There is an unexplained magic in photography. Why a particular photograph is captivating, compelling, provocative and moving is sometimes hard to define. But it is this special moment frozen in time that strikes an emotional chord deep inside of us when the photograph is seen.
I worked as a staff photojournalist for The Philadelphia Inquirer from 1993 to 2008 where I covered a wide range of international, national and regional assignments. I have photographed stories in Somalia, Sierra Leone, India and the Niger Delta. I was also assigned to covered the conflict in Pakistan and Afghanistan after 9/11 and the conflict throughout Iraq in 2003.
Special projects published in The Philadelphia Inquirer include:
"Saving Philadelphia's Libraries" 2008.
“Guantanamo Bay, Cuba” 2007.
“Old City: Where We Live” 2004.
“Suriname: Logging and Tribal Rights” 2001.
“Campaign Trail: John McCain” 2000.
“Incident at Opia: Oil in the Delta region of Nigeria” 1999.
“Polio: The Death of a Disease in India” (five-part series) 1999.
“Somalia: A Nation in Name Only” 1998.
“Black Hawk Down" (a 29-part series which appeared in the newspaper and online) 1997.
“Suburbia: Marple Township, PA” 1997.
"Making pictures with content and visual impact are defining elements of good documentary photography. Being passionate and intuitive about photography brings elements or moments into a picture that cannot always be defined or expIained. I also believe it is important to be respectful and compassionate to the people I am photographing.

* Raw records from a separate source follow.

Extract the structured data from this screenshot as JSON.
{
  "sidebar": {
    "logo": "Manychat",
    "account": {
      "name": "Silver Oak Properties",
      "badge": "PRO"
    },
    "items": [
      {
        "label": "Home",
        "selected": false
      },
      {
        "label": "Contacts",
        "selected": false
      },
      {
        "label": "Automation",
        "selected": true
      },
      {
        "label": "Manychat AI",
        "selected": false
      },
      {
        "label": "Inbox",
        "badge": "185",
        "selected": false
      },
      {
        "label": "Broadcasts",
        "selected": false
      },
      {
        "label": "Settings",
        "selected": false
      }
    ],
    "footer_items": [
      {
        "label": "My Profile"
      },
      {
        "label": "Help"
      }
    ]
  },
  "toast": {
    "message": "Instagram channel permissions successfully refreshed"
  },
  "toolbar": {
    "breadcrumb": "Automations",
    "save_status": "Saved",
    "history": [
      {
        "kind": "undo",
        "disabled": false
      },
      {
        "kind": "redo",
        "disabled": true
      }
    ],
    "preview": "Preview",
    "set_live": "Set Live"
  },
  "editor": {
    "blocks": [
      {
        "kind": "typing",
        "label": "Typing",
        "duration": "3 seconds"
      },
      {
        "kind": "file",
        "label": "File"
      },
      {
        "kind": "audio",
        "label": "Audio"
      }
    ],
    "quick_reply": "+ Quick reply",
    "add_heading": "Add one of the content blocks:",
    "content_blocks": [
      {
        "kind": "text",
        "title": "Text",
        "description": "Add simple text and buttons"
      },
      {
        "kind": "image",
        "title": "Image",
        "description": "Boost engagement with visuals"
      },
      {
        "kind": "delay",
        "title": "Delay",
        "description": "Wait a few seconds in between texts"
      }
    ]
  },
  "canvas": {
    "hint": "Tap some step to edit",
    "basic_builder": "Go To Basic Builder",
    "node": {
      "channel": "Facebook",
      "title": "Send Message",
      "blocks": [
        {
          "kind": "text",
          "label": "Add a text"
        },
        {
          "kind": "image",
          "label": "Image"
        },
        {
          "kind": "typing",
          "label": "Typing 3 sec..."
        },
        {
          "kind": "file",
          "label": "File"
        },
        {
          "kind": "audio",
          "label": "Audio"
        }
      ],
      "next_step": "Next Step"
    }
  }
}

The power of photography is its ability to communicate in a language that the world understands."
I have received national awards from The Society of Professional Journalists, Sigma Delta Chi, The Natiional Headliners Award, The Knight Ridder Excellence Awards for work in Central Asia and Pictures of the Year.
My family and I make our home in Center City Philadelphia. I am working on a book of photographs and words about my five-year-old son along with observations and reflections on being an older, second-time-around father.